What you need to do ▸
An exact, complete copy of the data is all that is needed.

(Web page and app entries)

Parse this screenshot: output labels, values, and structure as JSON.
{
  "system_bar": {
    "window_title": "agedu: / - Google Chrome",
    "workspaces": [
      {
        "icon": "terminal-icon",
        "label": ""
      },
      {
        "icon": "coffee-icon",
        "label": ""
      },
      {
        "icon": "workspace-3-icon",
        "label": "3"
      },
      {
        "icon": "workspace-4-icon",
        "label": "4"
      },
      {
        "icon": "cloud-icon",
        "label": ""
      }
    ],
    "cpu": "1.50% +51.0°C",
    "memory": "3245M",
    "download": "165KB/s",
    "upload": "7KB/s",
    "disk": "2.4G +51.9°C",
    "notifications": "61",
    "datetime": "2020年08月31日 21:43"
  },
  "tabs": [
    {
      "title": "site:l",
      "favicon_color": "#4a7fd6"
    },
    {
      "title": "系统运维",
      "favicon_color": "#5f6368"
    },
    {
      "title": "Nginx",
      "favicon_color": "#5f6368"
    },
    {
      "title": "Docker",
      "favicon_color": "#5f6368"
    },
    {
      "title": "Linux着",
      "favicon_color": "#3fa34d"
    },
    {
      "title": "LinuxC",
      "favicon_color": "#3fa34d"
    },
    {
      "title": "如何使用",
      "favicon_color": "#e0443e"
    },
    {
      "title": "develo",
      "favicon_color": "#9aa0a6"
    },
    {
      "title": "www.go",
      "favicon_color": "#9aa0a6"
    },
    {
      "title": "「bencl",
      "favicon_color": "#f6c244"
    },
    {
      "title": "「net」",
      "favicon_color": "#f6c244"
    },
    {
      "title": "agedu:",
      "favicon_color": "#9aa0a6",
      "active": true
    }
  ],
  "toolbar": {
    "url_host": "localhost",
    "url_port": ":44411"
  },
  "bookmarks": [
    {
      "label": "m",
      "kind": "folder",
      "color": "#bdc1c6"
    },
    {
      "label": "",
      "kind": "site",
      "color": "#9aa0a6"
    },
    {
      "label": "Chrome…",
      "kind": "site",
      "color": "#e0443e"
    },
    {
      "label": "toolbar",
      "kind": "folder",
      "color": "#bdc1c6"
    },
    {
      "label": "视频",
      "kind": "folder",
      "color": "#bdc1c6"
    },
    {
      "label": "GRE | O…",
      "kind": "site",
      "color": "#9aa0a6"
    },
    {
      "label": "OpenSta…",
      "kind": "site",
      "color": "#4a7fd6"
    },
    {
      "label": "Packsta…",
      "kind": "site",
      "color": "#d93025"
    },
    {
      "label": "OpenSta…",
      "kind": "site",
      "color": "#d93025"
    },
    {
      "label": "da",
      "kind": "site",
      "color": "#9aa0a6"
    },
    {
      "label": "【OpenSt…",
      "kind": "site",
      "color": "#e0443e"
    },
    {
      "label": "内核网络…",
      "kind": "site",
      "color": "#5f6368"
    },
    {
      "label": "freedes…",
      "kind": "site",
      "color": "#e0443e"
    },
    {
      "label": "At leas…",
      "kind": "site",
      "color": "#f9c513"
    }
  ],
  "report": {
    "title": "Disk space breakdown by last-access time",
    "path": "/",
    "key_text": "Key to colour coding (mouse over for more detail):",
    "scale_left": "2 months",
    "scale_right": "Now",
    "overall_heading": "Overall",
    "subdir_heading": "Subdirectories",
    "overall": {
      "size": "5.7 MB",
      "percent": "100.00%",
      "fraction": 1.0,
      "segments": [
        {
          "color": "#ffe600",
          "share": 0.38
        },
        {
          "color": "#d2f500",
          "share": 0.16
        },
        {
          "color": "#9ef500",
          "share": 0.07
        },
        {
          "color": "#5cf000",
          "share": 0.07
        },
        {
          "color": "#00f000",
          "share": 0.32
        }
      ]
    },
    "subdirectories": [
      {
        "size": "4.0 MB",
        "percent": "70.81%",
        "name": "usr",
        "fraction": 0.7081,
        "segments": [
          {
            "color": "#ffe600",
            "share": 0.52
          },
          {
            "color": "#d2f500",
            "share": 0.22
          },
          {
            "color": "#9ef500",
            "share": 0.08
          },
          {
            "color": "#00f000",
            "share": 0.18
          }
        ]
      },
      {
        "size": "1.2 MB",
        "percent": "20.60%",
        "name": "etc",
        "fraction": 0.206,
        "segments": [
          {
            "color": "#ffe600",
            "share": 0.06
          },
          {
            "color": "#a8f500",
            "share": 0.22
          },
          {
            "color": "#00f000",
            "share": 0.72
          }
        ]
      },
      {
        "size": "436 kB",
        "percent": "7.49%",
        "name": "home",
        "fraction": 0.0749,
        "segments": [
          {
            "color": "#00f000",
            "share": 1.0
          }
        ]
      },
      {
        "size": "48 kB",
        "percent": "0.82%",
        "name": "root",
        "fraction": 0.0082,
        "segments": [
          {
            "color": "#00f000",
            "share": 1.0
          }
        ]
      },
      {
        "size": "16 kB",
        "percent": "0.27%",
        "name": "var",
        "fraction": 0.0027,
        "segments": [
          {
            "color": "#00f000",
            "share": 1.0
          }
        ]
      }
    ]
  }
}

Result of this task ▸
Parse this screenshot: output labels, values, and structure as JSON.
{
  "system_bar": {
    "window_title": "agedu: / - Google Chrome",
    "workspaces": [
      {
        "icon": "terminal-icon",
        "label": ""
      },
      {
        "icon": "coffee-icon",
        "label": ""
      },
      {
        "icon": "workspace-3-icon",
        "label": "3"
      },
      {
        "icon": "workspace-4-icon",
        "label": "4"
      },
      {
        "icon": "cloud-icon",
        "label": ""
      }
    ],
    "cpu": "1.50% +51.0°C",
    "memory": "3245M",
    "download": "165KB/s",
    "upload": "7KB/s",
    "disk": "2.4G +51.9°C",
    "notifications": "61",
    "datetime": "2020年08月31日 21:43"
  },
  "tabs": [
    {
      "title": "site:l",
      "favicon_color": "#4a7fd6"
    },
    {
      "title": "系统运维",
      "favicon_color": "#5f6368"
    },
    {
      "title": "Nginx",
      "favicon_color": "#5f6368"
    },
    {
      "title": "Docker",
      "favicon_color": "#5f6368"
    },
    {
      "title": "Linux着",
      "favicon_color": "#3fa34d"
    },
    {
      "title": "LinuxC",
      "favicon_color": "#3fa34d"
    },
    {
      "title": "如何使用",
      "favicon_color": "#e0443e"
    },
    {
      "title": "develo",
      "favicon_color": "#9aa0a6"
    },
    {
      "title": "www.go",
      "favicon_color": "#9aa0a6"
    },
    {
      "title": "「bencl",
      "favicon_color": "#f6c244"
    },
    {
      "title": "「net」",
      "favicon_color": "#f6c244"
    },
    {
      "title": "agedu:",
      "favicon_color": "#9aa0a6",
      "active": true
    }
  ],
  "toolbar": {
    "url_host": "localhost",
    "url_port": ":44411"
  },
  "bookmarks": [
    {
      "label": "m",
      "kind": "folder",
      "color": "#bdc1c6"
    },
    {
      "label": "",
      "kind": "site",
      "color": "#9aa0a6"
    },
    {
      "label": "Chrome…",
      "kind": "site",
      "color": "#e0443e"
    },
    {
      "label": "toolbar",
      "kind": "folder",
      "color": "#bdc1c6"
    },
    {
      "label": "视频",
      "kind": "folder",
      "color": "#bdc1c6"
    },
    {
      "label": "GRE | O…",
      "kind": "site",
      "color": "#9aa0a6"
    },
    {
      "label": "OpenSta…",
      "kind": "site",
      "color": "#4a7fd6"
    },
    {
      "label": "Packsta…",
      "kind": "site",
      "color": "#d93025"
    },
    {
      "label": "OpenSta…",
      "kind": "site",
      "color": "#d93025"
    },
    {
      "label": "da",
      "kind": "site",
      "color": "#9aa0a6"
    },
    {
      "label": "【OpenSt…",
      "kind": "site",
      "color": "#e0443e"
    },
    {
      "label": "内核网络…",
      "kind": "site",
      "color": "#5f6368"
    },
    {
      "label": "freedes…",
      "kind": "site",
      "color": "#e0443e"
    },
    {
      "label": "At leas…",
      "kind": "site",
      "color": "#f9c513"
    }
  ],
  "report": {
    "title": "Disk space breakdown by last-access time",
    "path": "/",
    "key_text": "Key to colour coding (mouse over for more detail):",
    "scale_left": "2 months",
    "scale_right": "Now",
    "overall_heading": "Overall",
    "subdir_heading": "Subdirectories",
    "overall": {
      "size": "5.7 MB",
      "percent": "100.00%",
      "fraction": 1.0,
      "segments": [
        {
          "color": "#ffe600",
          "share": 0.38
        },
        {
          "color": "#d2f500",
          "share": 0.16
        },
        {
          "color": "#9ef500",
          "share": 0.07
        },
        {
          "color": "#5cf000",
          "share": 0.07
        },
        {
          "color": "#00f000",
          "share": 0.32
        }
      ]
    },
    "subdirectories": [
      {
        "size": "4.0 MB",
        "percent": "70.81%",
        "name": "usr",
        "fraction": 0.7081,
        "segments": [
          {
            "color": "#ffe600",
            "share": 0.52
          },
          {
            "color": "#d2f500",
            "share": 0.22
          },
          {
            "color": "#9ef500",
            "share": 0.08
          },
          {
            "color": "#00f000",
            "share": 0.18
          }
        ]
      },
      {
        "size": "1.2 MB",
        "percent": "20.60%",
        "name": "etc",
        "fraction": 0.206,
        "segments": [
          {
            "color": "#ffe600",
            "share": 0.06
          },
          {
            "color": "#a8f500",
            "share": 0.22
          },
          {
            "color": "#00f000",
            "share": 0.72
          }
        ]
      },
      {
        "size": "436 kB",
        "percent": "7.49%",
        "name": "home",
        "fraction": 0.0749,
        "segments": [
          {
            "color": "#00f000",
            "share": 1.0
          }
        ]
      },
      {
        "size": "48 kB",
        "percent": "0.82%",
        "name": "root",
        "fraction": 0.0082,
        "segments": [
          {
            "color": "#00f000",
            "share": 1.0
          }
        ]
      },
      {
        "size": "16 kB",
        "percent": "0.27%",
        "name": "var",
        "fraction": 0.0027,
        "segments": [
          {
            "color": "#00f000",
            "share": 1.0
          }
        ]
      }
    ]
  }
}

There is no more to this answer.